Monday morning was chilly and bright, perfect autumn conditions for Veterans Day celebrations in front of American Legion Mitchell Post 281 in the Center.
A long, double line of children stretched from the flag pole where Legion Commander Dave Clark gently gave instructions to the youngsters holding a section of Old Glory. He hitched the flag to ropes and handed them to another set of older children who pulled.
The large flag slipped through the children’s hands and rose slowly, finding a breeze, unfurling and straightening against the cloudless blue sky. Bells from the Shelter Island Presbyterian Church tolled the 10 o’clock hour through the silence.
Veterans Day ceremonies are simple, poignant and moving on Shelter Island, and Monday’s version followed tradition, as Islanders of all ages gathered to remember those from their hometown who served in the military, and all the others in hometowns across the nation.
St. Mary’s Episcopal Church Pastor Charles McCarron gave an invocation and listed those veterans who have passed away since last year’s Veteran’s Day: Alexander Budd, George Walsh and Reverend Canon Paul Wancura.
After Islander Linda Bonnocorso gave a soaring rendition of the National Anthem, Pam Jackson, treasurer of the American Legion Auxiliary, spoke about “all the things in life that are important — health, family and faith — cannot survive without help and hard work … We have freedom and life is abundant and we have seen, in these troubled times, that freedom without fear is vulnerable. We cannot take our freedom for granted.”
Veterans, she noted, have sacrificed many things, “Some gave their lives. Some came home broken.”
Ms. Jackson quoted Theodore Roosevelt, who said that veterans “by their lives, by the record of their deeds, teach us in more practical fashion than can be taught by any preaching …”
She asked that veterans receive “our support and love. They need to be reassured and respected and given opportunities and a life upon returning home.”
Councilman Jim Colligan, a Vietnam veteran, gave the keynote address. Mr. Colligan said that ceremonies this year marked the 100th anniversary of the end of World War I.

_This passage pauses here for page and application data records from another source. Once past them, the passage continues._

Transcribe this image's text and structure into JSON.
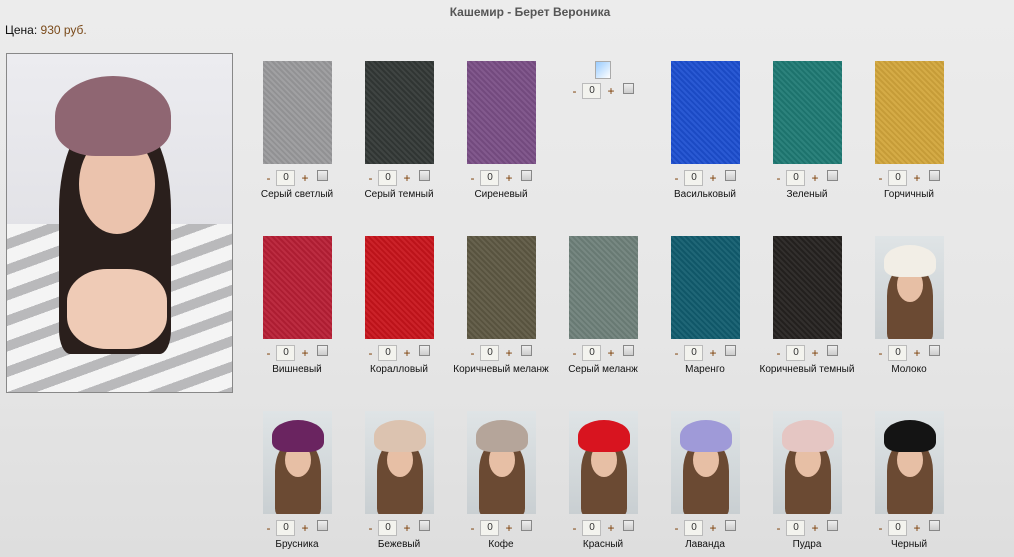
{
  "title": "Кашемир - Берет Вероника",
  "price_label": "Цена:",
  "price_value": "930 руб.",
  "controls": {
    "minus": "-",
    "plus": "+"
  },
  "items": [
    {
      "label": "Серый светлый",
      "color": "#9a9a9c",
      "type": "swatch",
      "qty": "0"
    },
    {
      "label": "Серый темный",
      "color": "#333836",
      "type": "swatch",
      "qty": "0"
    },
    {
      "label": "Сиреневый",
      "color": "#7a4f86",
      "type": "swatch",
      "qty": "0"
    },
    {
      "label": "",
      "color": "",
      "type": "broken",
      "qty": "0"
    },
    {
      "label": "Васильковый",
      "color": "#1d4fd0",
      "type": "swatch",
      "qty": "0"
    },
    {
      "label": "Зеленый",
      "color": "#1f7a74",
      "type": "swatch",
      "qty": "0"
    },
    {
      "label": "Горчичный",
      "color": "#d2a63b",
      "type": "swatch",
      "qty": "0"
    },
    {
      "label": "Вишневый",
      "color": "#b81f35",
      "type": "swatch",
      "qty": "0"
    },
    {
      "label": "Коралловый",
      "color": "#c8141c",
      "type": "swatch",
      "qty": "0"
    },
    {
      "label": "Коричневый меланж",
      "color": "#5e5843",
      "type": "swatch",
      "qty": "0"
    },
    {
      "label": "Серый меланж",
      "color": "#6f817a",
      "type": "swatch",
      "qty": "0"
    },
    {
      "label": "Маренго",
      "color": "#115c6e",
      "type": "swatch",
      "qty": "0"
    },
    {
      "label": "Коричневый темный",
      "color": "#252220",
      "type": "swatch",
      "qty": "0"
    },
    {
      "label": "Молоко",
      "color": "#f2eee6",
      "type": "photo",
      "qty": "0"
    },
    {
      "label": "Брусника",
      "color": "#6a2460",
      "type": "photo",
      "qty": "0"
    },
    {
      "label": "Бежевый",
      "color": "#dcc3b0",
      "type": "photo",
      "qty": "0"
    },
    {
      "label": "Кофе",
      "color": "#b5a59a",
      "type": "photo",
      "qty": "0"
    },
    {
      "label": "Красный",
      "color": "#d8141f",
      "type": "photo",
      "qty": "0"
    },
    {
      "label": "Лаванда",
      "color": "#9f9ad8",
      "type": "photo",
      "qty": "0"
    },
    {
      "label": "Пудра",
      "color": "#e5c6c3",
      "type": "photo",
      "qty": "0"
    },
    {
      "label": "Черный",
      "color": "#141414",
      "type": "photo",
      "qty": "0"
    }
  ]
}
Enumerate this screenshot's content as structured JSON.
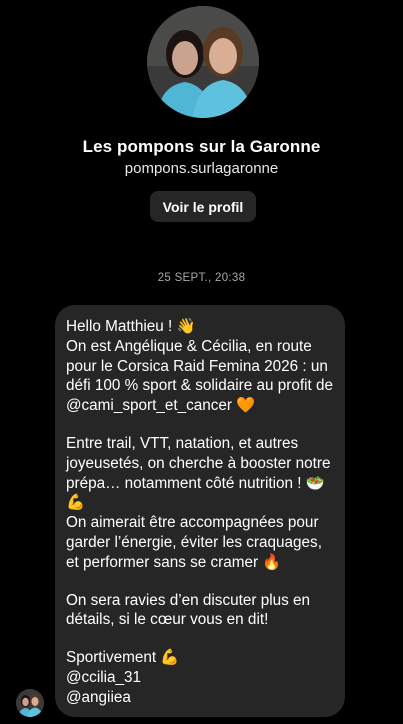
{
  "profile": {
    "name": "Les pompons sur la Garonne",
    "username": "pompons.surlagaronne",
    "view_profile_label": "Voir le profil"
  },
  "conversation": {
    "timestamp": "25 SEPT., 20:38",
    "message": {
      "paragraphs": [
        "Hello Matthieu ! 👋\nOn est Angélique & Cécilia, en route pour le Corsica Raid Femina 2026 : un défi 100 % sport & solidaire au profit de @cami_sport_et_cancer 🧡",
        "Entre trail, VTT, natation, et autres joyeusetés, on cherche à booster notre prépa… notamment côté nutrition ! 🥗💪\nOn aimerait être accompagnées pour garder l’énergie, éviter les craquages, et performer sans se cramer 🔥",
        "On sera ravies d’en discuter plus en détails, si le cœur vous en dit!",
        "Sportivement 💪\n@ccilia_31\n@angiiea"
      ]
    }
  }
}
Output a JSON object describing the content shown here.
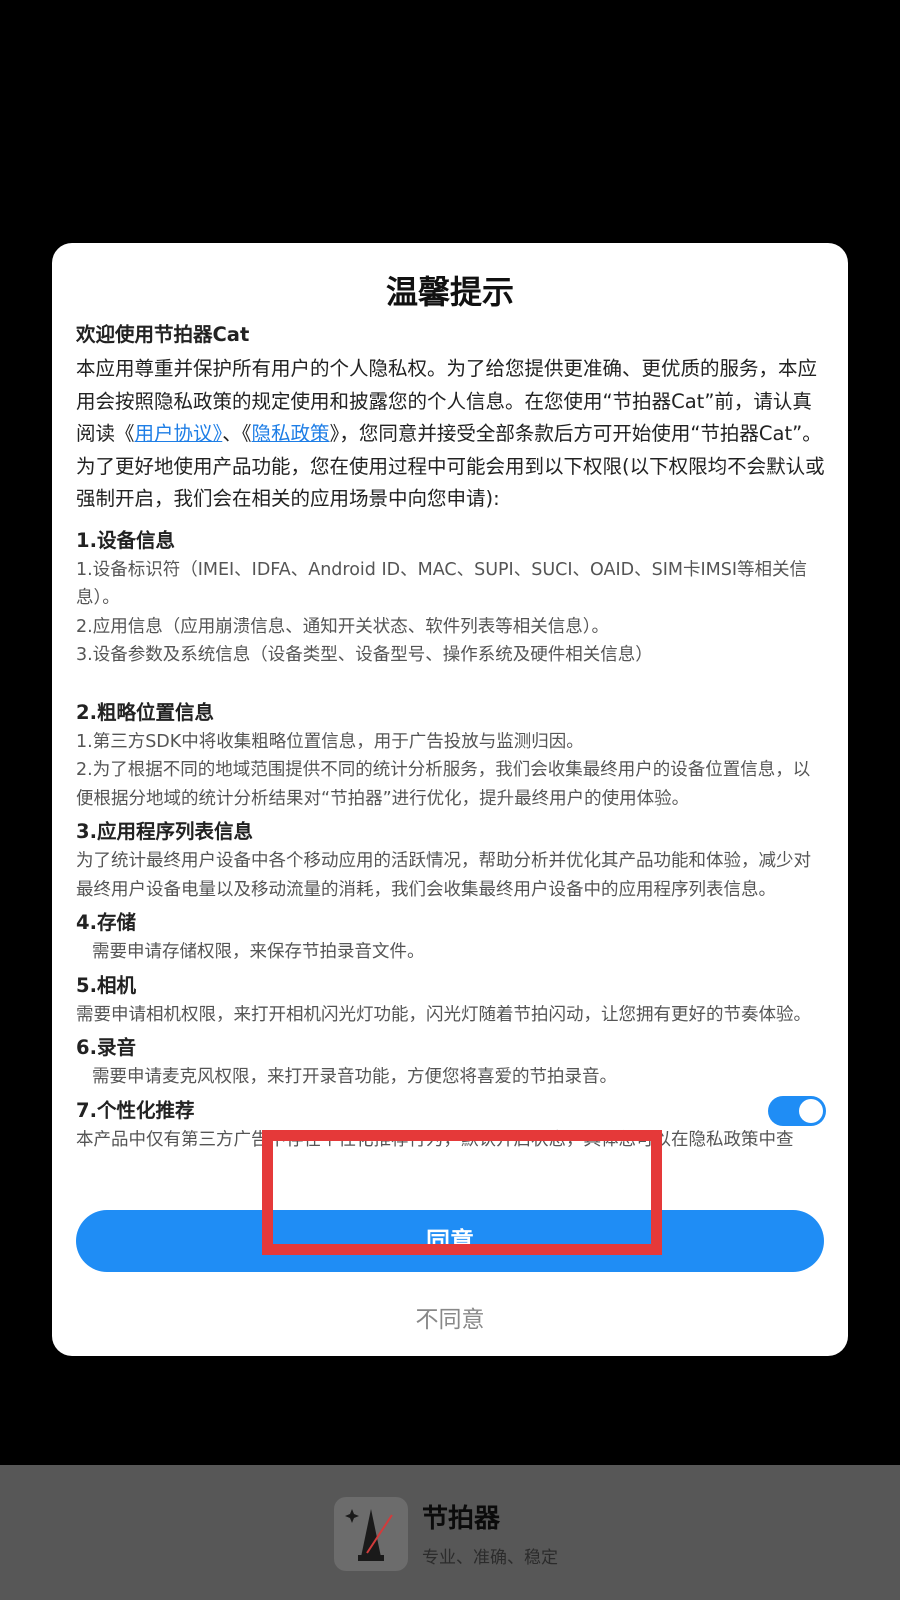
{
  "dialog": {
    "title": "温馨提示",
    "intro_heading": "欢迎使用节拍器Cat",
    "intro_p1_a": "本应用尊重并保护所有用户的个人隐私权。为了给您提供更准确、更优质的服务，本应用会按照隐私政策的规定使用和披露您的个人信息。在您使用“节拍器Cat”前，请认真阅读《",
    "link_user_agreement": "用户协议》",
    "intro_p1_b": "、《",
    "link_privacy_policy": "隐私政策",
    "intro_p1_c": "》，您同意并接受全部条款后方可开始使用“节拍器Cat”。",
    "intro_p2": "为了更好地使用产品功能，您在使用过程中可能会用到以下权限(以下权限均不会默认或强制开启，我们会在相关的应用场景中向您申请):",
    "sections": [
      {
        "title": "1.设备信息",
        "lines": [
          "1.设备标识符（IMEI、IDFA、Android ID、MAC、SUPI、SUCI、OAID、SIM卡IMSI等相关信息）。",
          " 2.应用信息（应用崩溃信息、通知开关状态、软件列表等相关信息）。",
          "3.设备参数及系统信息（设备类型、设备型号、操作系统及硬件相关信息）"
        ]
      },
      {
        "title": "2.粗略位置信息",
        "lines": [
          "1.第三方SDK中将收集粗略位置信息，用于广告投放与监测归因。",
          "2.为了根据不同的地域范围提供不同的统计分析服务，我们会收集最终用户的设备位置信息，以便根据分地域的统计分析结果对“节拍器”进行优化，提升最终用户的使用体验。"
        ]
      },
      {
        "title": "3.应用程序列表信息",
        "lines": [
          "为了统计最终用户设备中各个移动应用的活跃情况，帮助分析并优化其产品功能和体验，减少对最终用户设备电量以及移动流量的消耗，我们会收集最终用户设备中的应用程序列表信息。"
        ]
      },
      {
        "title": "4.存储",
        "lines": [
          "需要申请存储权限，来保存节拍录音文件。"
        ]
      },
      {
        "title": "5.相机",
        "lines": [
          "需要申请相机权限，来打开相机闪光灯功能，闪光灯随着节拍闪动，让您拥有更好的节奏体验。"
        ]
      },
      {
        "title": "6.录音",
        "lines": [
          "需要申请麦克风权限，来打开录音功能，方便您将喜爱的节拍录音。"
        ]
      },
      {
        "title": "7.个性化推荐",
        "lines": [
          "本产品中仅有第三方广告中存在个性化推荐行为，默认开启状态，具体您可以在隐私政策中查"
        ],
        "toggle_on": true
      }
    ],
    "agree_label": "同意",
    "disagree_label": "不同意"
  },
  "bottom_bar": {
    "app_name": "节拍器",
    "app_slogan": "专业、准确、稳定",
    "app_icon": "metronome-icon"
  },
  "colors": {
    "accent": "#1f8df5",
    "link": "#1e7ee6",
    "highlight_border": "#e53939",
    "backdrop": "#000000",
    "bottom_bar": "#575757"
  }
}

“Shelter Island sent 65 men and one woman, Army Nurse Gertrude Clark, off to war,” he said. “The Town of Shelter Island erected the monument across the street on school grounds to honor the town’s World War I veterans.”

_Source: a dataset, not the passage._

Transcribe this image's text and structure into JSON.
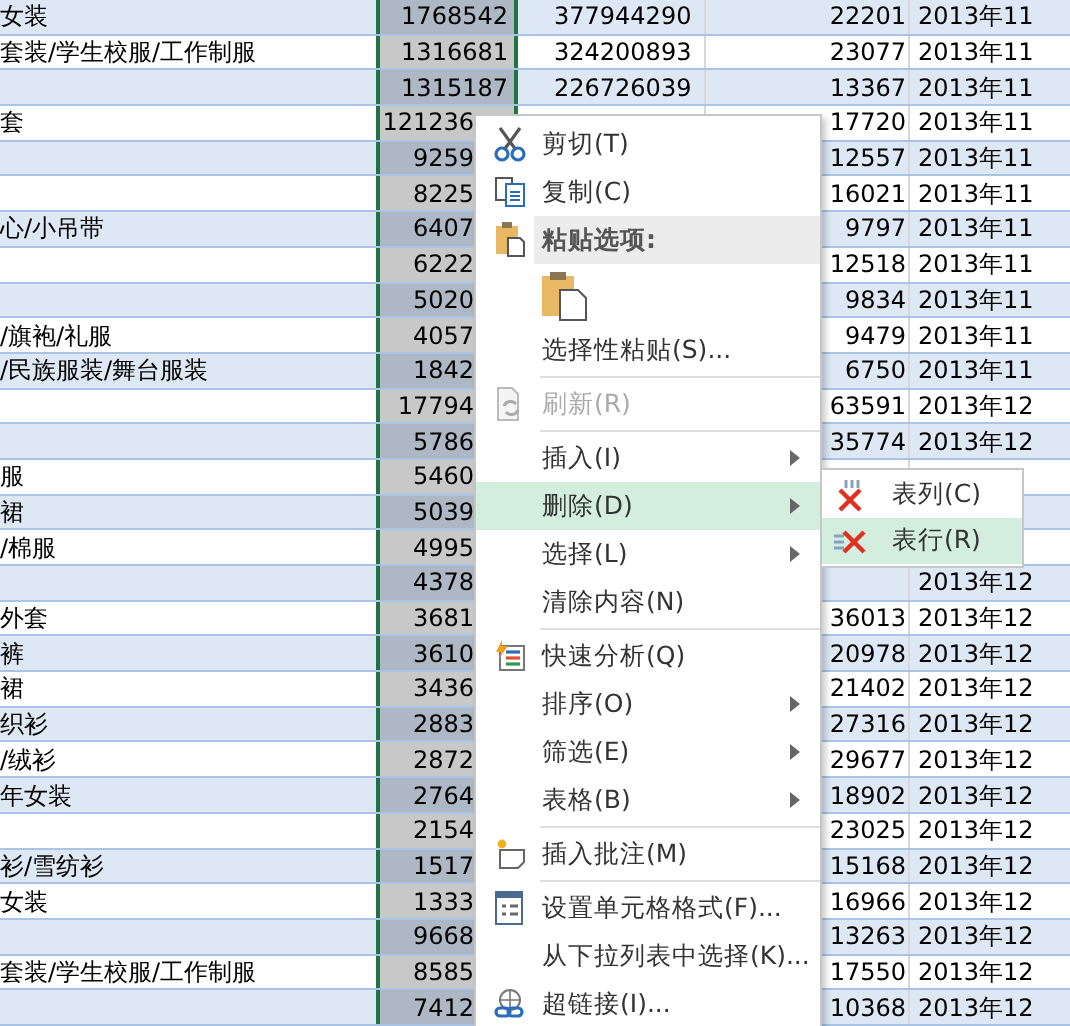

Mr. Colligan remembered his own service and homecoming, mentioning that the treatment of returning vets has improved over the last couple of decades.
After noting that there are 18.5 million American veterans, he said that his message to his fellow Islanders is “not to focus merely on history and statistical data, but to look at things that we can do to demonstrate our appreciation to the veterans and active military that continue to serve our country.”

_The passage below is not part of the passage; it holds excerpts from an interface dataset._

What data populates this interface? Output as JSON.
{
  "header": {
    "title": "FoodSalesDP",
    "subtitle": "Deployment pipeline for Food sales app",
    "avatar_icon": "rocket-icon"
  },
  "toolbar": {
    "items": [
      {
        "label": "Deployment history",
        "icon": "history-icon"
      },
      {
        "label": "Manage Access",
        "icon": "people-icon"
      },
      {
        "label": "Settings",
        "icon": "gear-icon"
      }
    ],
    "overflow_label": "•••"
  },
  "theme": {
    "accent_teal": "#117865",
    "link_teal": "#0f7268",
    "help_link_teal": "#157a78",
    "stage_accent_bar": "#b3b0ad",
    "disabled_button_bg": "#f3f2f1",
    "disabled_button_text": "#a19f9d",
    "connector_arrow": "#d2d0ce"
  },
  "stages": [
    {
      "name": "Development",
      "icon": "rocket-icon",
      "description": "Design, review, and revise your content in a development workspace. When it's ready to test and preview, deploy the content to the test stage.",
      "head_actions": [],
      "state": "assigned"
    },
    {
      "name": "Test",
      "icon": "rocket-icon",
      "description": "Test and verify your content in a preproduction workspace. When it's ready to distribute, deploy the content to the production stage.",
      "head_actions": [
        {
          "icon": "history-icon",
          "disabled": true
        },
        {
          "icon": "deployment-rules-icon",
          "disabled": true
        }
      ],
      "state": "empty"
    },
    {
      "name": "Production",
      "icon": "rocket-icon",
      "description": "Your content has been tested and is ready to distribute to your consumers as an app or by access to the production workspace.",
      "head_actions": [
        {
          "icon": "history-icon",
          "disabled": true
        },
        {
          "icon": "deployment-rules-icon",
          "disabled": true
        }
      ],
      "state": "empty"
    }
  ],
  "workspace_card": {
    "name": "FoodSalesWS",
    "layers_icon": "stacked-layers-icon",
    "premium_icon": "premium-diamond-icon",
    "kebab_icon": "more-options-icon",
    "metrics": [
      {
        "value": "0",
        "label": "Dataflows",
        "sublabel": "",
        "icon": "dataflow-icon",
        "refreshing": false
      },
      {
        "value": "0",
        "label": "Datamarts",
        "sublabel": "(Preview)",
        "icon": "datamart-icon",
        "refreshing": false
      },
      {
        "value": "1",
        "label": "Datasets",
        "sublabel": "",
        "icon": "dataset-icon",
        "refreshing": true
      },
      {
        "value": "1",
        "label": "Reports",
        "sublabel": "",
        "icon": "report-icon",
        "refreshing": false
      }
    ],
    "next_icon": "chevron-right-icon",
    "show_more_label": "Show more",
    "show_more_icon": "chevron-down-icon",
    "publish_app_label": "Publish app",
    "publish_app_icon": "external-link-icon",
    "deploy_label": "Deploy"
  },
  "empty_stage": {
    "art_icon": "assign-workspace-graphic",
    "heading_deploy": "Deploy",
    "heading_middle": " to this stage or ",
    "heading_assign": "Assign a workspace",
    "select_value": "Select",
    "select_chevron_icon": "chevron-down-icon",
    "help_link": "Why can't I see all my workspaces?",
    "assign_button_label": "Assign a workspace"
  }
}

He identified several steps to show appreciation for the veterans among us, including showing up for Veterans Day and Memorial Day ceremonies and other special events; express appreciation for a veteran’s service and ask them about their experiences “and be patient and understanding;” hire veterans when the opportunity arises; and support the Joseph J. Theinert Memorial Fund “to raise money for student scholarships, community organizations for active veteran groups and Gold Star Families.”
In closing, Mr. Colligan said, “Our young men and women need our help and we need to ensure that our political leaders understand their role in making medical care [for them] a top priority.”
The ceremonies then concluded with voices raised in song. Led by Shelter Island School’s Select Choir members Jennifer Lupo, Abby Kotula, Lyng Coyne and Amelia Clark, those gathered around the flagpole joined the choir’s young voices in “God Bless America.”